This sort of activity has been facilitated by the dark web, a hidden part of the internet where criminals can act undetected, using complex encryption and anonymisation tools. The dark web first hit the headlines in 2013 when the FBI shut down the notorious Silk Road website, which ran on online black market in illicit drugs. The dark web thrives as a treasure trove of automated software applications which can be used to troll and attack vulnerable accounts automatically.
“A cybercriminal can simply purchase any number of password-cracking programs and can rent or purchase exploit kits which contain many attack tools,” says Corey Milligan, one of the US Army’s first cyber operations technicians and now a senior threat intelligence analyst at Armor Defense, a cloud security firm in Texas. “The kits are designed to make it quite trivial for an average computer user to successfully attack various vulnerabilities and then distribute malware or potentially wipe a victim’s hard drive.”
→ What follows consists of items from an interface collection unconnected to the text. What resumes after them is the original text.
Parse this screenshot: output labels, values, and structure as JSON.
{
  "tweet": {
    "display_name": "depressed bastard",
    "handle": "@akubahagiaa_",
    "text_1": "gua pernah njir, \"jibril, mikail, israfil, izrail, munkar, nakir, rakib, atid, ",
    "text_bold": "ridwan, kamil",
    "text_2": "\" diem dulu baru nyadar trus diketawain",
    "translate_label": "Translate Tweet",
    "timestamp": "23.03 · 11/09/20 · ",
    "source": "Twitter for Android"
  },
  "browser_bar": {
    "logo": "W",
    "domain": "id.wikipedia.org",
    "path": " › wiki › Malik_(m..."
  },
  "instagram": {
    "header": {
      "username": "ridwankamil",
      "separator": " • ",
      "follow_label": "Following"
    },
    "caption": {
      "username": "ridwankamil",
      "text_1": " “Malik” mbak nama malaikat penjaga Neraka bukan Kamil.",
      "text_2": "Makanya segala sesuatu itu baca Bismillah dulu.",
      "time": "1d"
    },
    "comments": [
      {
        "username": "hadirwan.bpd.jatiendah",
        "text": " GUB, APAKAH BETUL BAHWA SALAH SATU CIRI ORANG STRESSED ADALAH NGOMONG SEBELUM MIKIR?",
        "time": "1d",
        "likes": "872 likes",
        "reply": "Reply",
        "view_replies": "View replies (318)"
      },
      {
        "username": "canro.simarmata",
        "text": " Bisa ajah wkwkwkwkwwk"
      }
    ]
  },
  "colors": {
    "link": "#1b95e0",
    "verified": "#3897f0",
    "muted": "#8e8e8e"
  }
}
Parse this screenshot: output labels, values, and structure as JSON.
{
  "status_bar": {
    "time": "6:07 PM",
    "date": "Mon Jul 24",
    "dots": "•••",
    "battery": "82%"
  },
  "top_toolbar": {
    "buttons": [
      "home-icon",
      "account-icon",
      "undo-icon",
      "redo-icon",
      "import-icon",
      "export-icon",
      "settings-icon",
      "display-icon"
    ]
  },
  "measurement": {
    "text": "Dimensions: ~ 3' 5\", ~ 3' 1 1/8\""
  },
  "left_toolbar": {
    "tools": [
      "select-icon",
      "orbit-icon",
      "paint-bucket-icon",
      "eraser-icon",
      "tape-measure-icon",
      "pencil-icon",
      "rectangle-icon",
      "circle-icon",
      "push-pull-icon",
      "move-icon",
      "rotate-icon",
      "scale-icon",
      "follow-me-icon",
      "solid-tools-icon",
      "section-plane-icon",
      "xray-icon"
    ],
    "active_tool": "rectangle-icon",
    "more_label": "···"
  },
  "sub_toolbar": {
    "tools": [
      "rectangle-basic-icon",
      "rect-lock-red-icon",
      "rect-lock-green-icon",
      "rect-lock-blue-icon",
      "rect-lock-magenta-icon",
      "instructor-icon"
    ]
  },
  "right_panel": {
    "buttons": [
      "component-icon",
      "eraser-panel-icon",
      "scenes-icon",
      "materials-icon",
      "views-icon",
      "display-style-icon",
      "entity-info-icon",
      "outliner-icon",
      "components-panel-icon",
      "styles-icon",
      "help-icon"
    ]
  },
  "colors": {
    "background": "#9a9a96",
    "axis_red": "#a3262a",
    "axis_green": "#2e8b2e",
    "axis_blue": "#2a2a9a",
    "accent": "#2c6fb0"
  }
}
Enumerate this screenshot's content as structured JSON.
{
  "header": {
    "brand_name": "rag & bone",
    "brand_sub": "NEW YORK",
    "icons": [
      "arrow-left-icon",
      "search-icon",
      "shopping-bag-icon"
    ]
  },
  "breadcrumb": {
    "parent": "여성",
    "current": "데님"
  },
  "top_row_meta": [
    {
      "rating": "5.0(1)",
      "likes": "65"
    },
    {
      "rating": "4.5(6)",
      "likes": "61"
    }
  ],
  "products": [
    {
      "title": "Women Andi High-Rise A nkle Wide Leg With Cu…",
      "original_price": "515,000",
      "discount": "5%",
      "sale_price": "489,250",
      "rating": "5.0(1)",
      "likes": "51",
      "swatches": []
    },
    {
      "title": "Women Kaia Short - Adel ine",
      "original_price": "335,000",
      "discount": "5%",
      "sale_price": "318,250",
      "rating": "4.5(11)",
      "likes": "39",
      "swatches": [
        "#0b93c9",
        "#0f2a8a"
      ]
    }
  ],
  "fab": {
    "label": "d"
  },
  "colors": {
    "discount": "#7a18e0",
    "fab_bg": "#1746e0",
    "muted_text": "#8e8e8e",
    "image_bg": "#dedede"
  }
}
Cybercrime in the dark web is thriving, especially as people can be hired through third parties to conduct attacks. “The greatest impact they can have is when they are hired to do something for somebody else,” adds Mr Milligan.
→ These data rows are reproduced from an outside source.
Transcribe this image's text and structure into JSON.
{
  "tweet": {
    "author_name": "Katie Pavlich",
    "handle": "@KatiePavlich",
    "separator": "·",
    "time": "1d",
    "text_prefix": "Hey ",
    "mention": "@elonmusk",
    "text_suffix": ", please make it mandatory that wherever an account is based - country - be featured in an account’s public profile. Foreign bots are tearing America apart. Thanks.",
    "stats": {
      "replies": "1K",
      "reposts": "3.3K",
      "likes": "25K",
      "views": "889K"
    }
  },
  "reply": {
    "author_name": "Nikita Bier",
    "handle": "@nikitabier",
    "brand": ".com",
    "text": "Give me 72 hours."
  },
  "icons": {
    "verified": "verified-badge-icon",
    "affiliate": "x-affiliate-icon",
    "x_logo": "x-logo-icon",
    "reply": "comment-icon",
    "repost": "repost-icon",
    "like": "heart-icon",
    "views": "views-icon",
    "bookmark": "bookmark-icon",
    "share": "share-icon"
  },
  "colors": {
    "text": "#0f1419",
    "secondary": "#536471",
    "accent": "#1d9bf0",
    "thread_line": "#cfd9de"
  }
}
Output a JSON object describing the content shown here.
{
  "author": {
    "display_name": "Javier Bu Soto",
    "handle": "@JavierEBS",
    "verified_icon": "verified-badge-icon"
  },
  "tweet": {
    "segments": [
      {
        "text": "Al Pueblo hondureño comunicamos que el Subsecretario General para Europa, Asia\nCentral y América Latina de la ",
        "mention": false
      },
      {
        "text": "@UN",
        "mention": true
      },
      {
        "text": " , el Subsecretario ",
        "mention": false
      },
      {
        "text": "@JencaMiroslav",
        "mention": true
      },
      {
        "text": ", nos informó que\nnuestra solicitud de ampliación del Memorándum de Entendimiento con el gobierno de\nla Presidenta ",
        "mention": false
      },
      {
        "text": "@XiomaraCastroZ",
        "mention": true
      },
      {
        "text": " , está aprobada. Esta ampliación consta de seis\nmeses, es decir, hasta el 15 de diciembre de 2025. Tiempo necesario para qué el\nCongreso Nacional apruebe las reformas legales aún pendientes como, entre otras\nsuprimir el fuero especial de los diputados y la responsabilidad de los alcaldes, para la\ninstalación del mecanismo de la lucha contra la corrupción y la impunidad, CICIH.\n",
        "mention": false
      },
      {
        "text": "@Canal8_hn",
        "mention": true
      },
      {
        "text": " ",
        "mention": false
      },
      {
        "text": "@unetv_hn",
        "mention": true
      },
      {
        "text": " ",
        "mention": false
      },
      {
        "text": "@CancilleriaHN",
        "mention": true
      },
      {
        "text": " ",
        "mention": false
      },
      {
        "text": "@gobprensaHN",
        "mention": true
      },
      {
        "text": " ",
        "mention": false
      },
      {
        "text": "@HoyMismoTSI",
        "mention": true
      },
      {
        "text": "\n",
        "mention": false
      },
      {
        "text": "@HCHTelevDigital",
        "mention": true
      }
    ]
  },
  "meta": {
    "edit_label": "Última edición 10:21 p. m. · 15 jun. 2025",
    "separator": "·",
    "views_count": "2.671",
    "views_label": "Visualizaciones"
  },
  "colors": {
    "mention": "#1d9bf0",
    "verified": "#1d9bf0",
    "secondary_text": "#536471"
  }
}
In effect, a whole new underground industry has emerged, dubbed “malware as a service”. And as the IoT expands, so too will opportunities for commercial and criminal growth.
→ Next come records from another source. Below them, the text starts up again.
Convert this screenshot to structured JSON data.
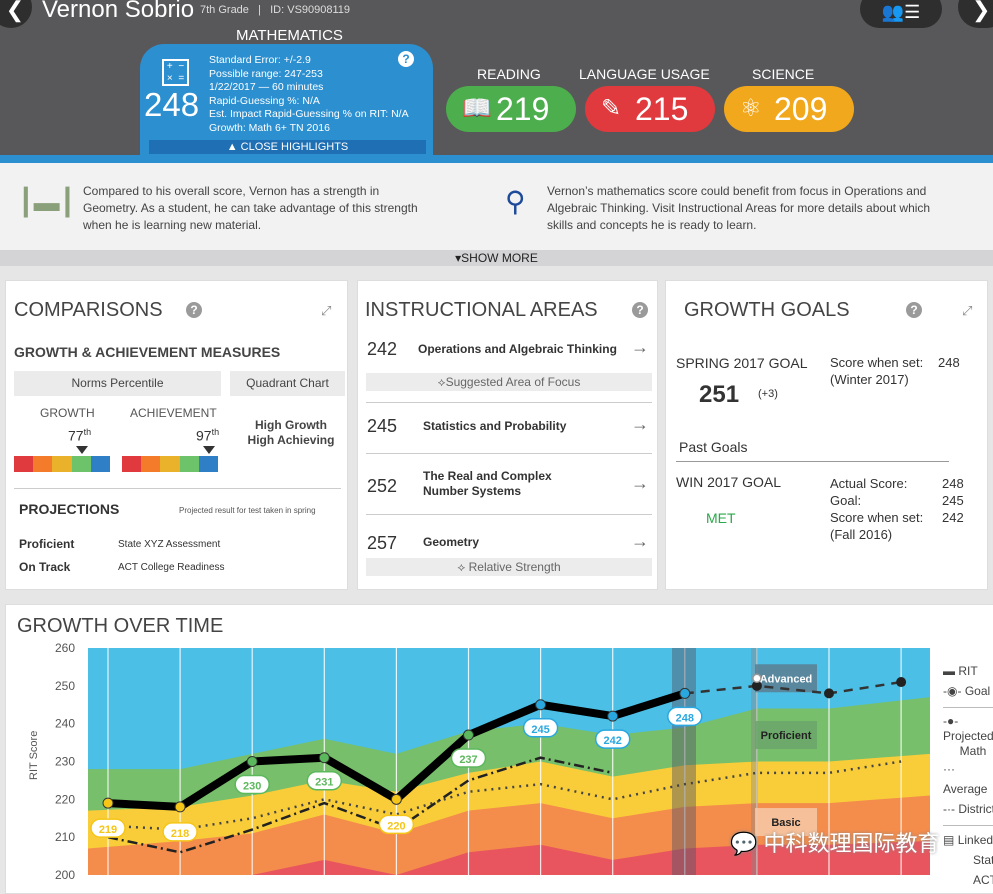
{
  "header": {
    "back_icon": "chevron-left",
    "student_name": "Vernon Sobrio",
    "grade": "7th Grade",
    "separator": "|",
    "student_id": "ID: VS90908119",
    "menu_icon": "user-list",
    "forward_icon": "chevron-right"
  },
  "math": {
    "label": "MATHEMATICS",
    "score": "248",
    "icon": "calculator",
    "details": [
      "Standard Error: +/-2.9",
      "Possible range: 247-253",
      "1/22/2017 — 60 minutes",
      "Rapid-Guessing %: N/A",
      "Est. Impact Rapid-Guessing % on RIT: N/A",
      "Growth: Math 6+ TN 2016"
    ],
    "close": "▲ CLOSE HIGHLIGHTS",
    "help": "?"
  },
  "subjects": [
    {
      "label": "READING",
      "score": "219",
      "color": "#4cae4c",
      "icon": "book"
    },
    {
      "label": "LANGUAGE USAGE",
      "score": "215",
      "color": "#e03a3e",
      "icon": "pencil"
    },
    {
      "label": "SCIENCE",
      "score": "209",
      "color": "#f2a81d",
      "icon": "atom"
    }
  ],
  "banner": {
    "strength": "Compared to his overall score, Vernon has a strength in Geometry. As a student, he can take advantage of this strength when he is learning new material.",
    "focus": "Vernon’s mathematics score could benefit from focus in Operations and Algebraic Thinking. Visit Instructional Areas for more details about which skills and concepts he is ready to learn.",
    "show_more": "▾SHOW MORE"
  },
  "comparisons": {
    "title": "COMPARISONS",
    "subtitle": "GROWTH & ACHIEVEMENT MEASURES",
    "tab_norms": "Norms Percentile",
    "tab_quadrant": "Quadrant Chart",
    "growth_label": "GROWTH",
    "growth_pct": "77",
    "achievement_label": "ACHIEVEMENT",
    "achievement_pct": "97",
    "suffix": "th",
    "growth_percentile": 77,
    "achievement_percentile": 97,
    "quadrant": "High Growth High Achieving",
    "bar_colors": [
      "#e03a3e",
      "#f47b2a",
      "#eab12a",
      "#6cc36a",
      "#2f7fc6"
    ],
    "projections_title": "PROJECTIONS",
    "projections_note": "Projected result for test taken in spring",
    "projections": [
      {
        "status": "Proficient",
        "test": "State XYZ Assessment"
      },
      {
        "status": "On Track",
        "test": "ACT College Readiness"
      }
    ]
  },
  "instructional": {
    "title": "INSTRUCTIONAL AREAS",
    "areas": [
      {
        "score": "242",
        "name": "Operations and Algebraic Thinking",
        "tag": "Suggested Area of Focus"
      },
      {
        "score": "245",
        "name": "Statistics and Probability"
      },
      {
        "score": "252",
        "name": "The Real and Complex Number Systems"
      },
      {
        "score": "257",
        "name": "Geometry",
        "tag": "Relative Strength"
      }
    ]
  },
  "goals": {
    "title": "GROWTH GOALS",
    "spring_label": "SPRING 2017 GOAL",
    "spring_goal": "251",
    "spring_delta": "(+3)",
    "score_when_set_label": "Score when set:",
    "score_when_set": "248",
    "score_when_set_term": "(Winter 2017)",
    "past_title": "Past Goals",
    "win_label": "WIN 2017 GOAL",
    "win_status": "MET",
    "actual_label": "Actual Score:",
    "actual": "248",
    "goal_label": "Goal:",
    "goal": "245",
    "set_label": "Score when set:",
    "set": "242",
    "set_term": "(Fall 2016)"
  },
  "chart_data": {
    "type": "area",
    "title": "GROWTH OVER TIME",
    "ylabel": "RIT Score",
    "ylim": [
      200,
      260
    ],
    "yticks": [
      200,
      210,
      220,
      230,
      240,
      250,
      260
    ],
    "grid": true,
    "rit": {
      "values": [
        219,
        218,
        230,
        231,
        220,
        237,
        245,
        242,
        248
      ],
      "labels": [
        "219",
        "218",
        "230",
        "231",
        "220",
        "237",
        "245",
        "242",
        "248"
      ],
      "label_colors": [
        "#f5c518",
        "#f5c518",
        "#5cb85c",
        "#5cb85c",
        "#f5c518",
        "#5cb85c",
        "#29a8e0",
        "#29a8e0",
        "#29a8e0"
      ]
    },
    "projected": [
      null,
      null,
      null,
      null,
      null,
      null,
      null,
      null,
      248,
      250,
      248,
      251
    ],
    "goal_point": {
      "index": 9,
      "value": 252
    },
    "average": [
      213,
      212,
      215,
      220,
      216,
      222,
      224,
      220,
      224,
      227,
      227,
      230
    ],
    "district": [
      210,
      206,
      212,
      219,
      212,
      225,
      231,
      227
    ],
    "bands": [
      {
        "name": "Basic",
        "color": "#e8555e",
        "top": [
          199,
          199,
          200,
          204,
          200,
          206,
          208,
          204,
          207,
          208,
          208,
          209
        ]
      },
      {
        "color": "#f48c4c",
        "top": [
          207,
          209,
          211,
          216,
          211,
          217,
          219,
          215,
          218,
          219,
          219,
          221
        ]
      },
      {
        "color": "#f9cd3a",
        "top": [
          217,
          218,
          221,
          225,
          222,
          227,
          230,
          226,
          229,
          230,
          230,
          232
        ]
      },
      {
        "name": "Proficient",
        "color": "#77bf6a",
        "top": [
          228,
          228,
          232,
          236,
          232,
          238,
          240,
          237,
          239,
          244,
          244,
          247
        ]
      },
      {
        "name": "Advanced",
        "color": "#4bbfe6",
        "top": [
          260,
          260,
          260,
          260,
          260,
          260,
          260,
          260,
          260,
          260,
          260,
          260
        ]
      }
    ],
    "band_labels": [
      "Advanced",
      "Proficient",
      "Basic"
    ],
    "legend": [
      "RIT",
      "Goal",
      "Projected",
      "Math",
      "Average",
      "District",
      "Linked",
      "State",
      "ACT"
    ]
  },
  "watermark": "中科数理国际教育"
}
According to Intel, we are moving from a world of two billion smart, wirelessly connected objects in 2006, to a world of 200 billion by 2020. By 2021, half a billion of these will be wearable devices.
Dr Janusz Bryzek, a Silicon Valley guru who pioneered sensor technology, predicts that within 20 years there will be 45 trillion networked sensors, devices which detect and respond to physical environmental changes such as light, heat, sound, moisture and pressure.
Connected devices are top targets for cybercrime
Already, attacks on connected devices, including routers, cameras, thermostats, electronic appliances and alarm clocks, are among the top cybercrime targets. But companies are not doing enough to protect these devices, preferring to get them on the market without delay.
“The risk is global. Regardless of the size of your business, or what sector you’re in, if you’re connected to the internet, you’re at risk, as anyone can find you and any of the assets you have connected,” says Mr Milligan.
Most businesses remain dramatically behind the curve on safeguarding against these heightened risks. In 2018, the Ipsos MORI Cyber Security Breaches Survey found that four in ten businesses and a fifth of charities had experienced a cyberattack. The findings led King’s College London’s Cyber Security Research Group this January to call on the UK government to name and shame companies whose cybersecurity measures fail to protect the data of consumers.
Complacency is not an option. In a taste of things to come, one of the largest electric power companies in America, Duke Energy, was hit with a $10-million regulatory fine in early-February for 130 violations of physical and cybersecurity standards. If companies fail to act now, governments will have little choice but to make them pay later.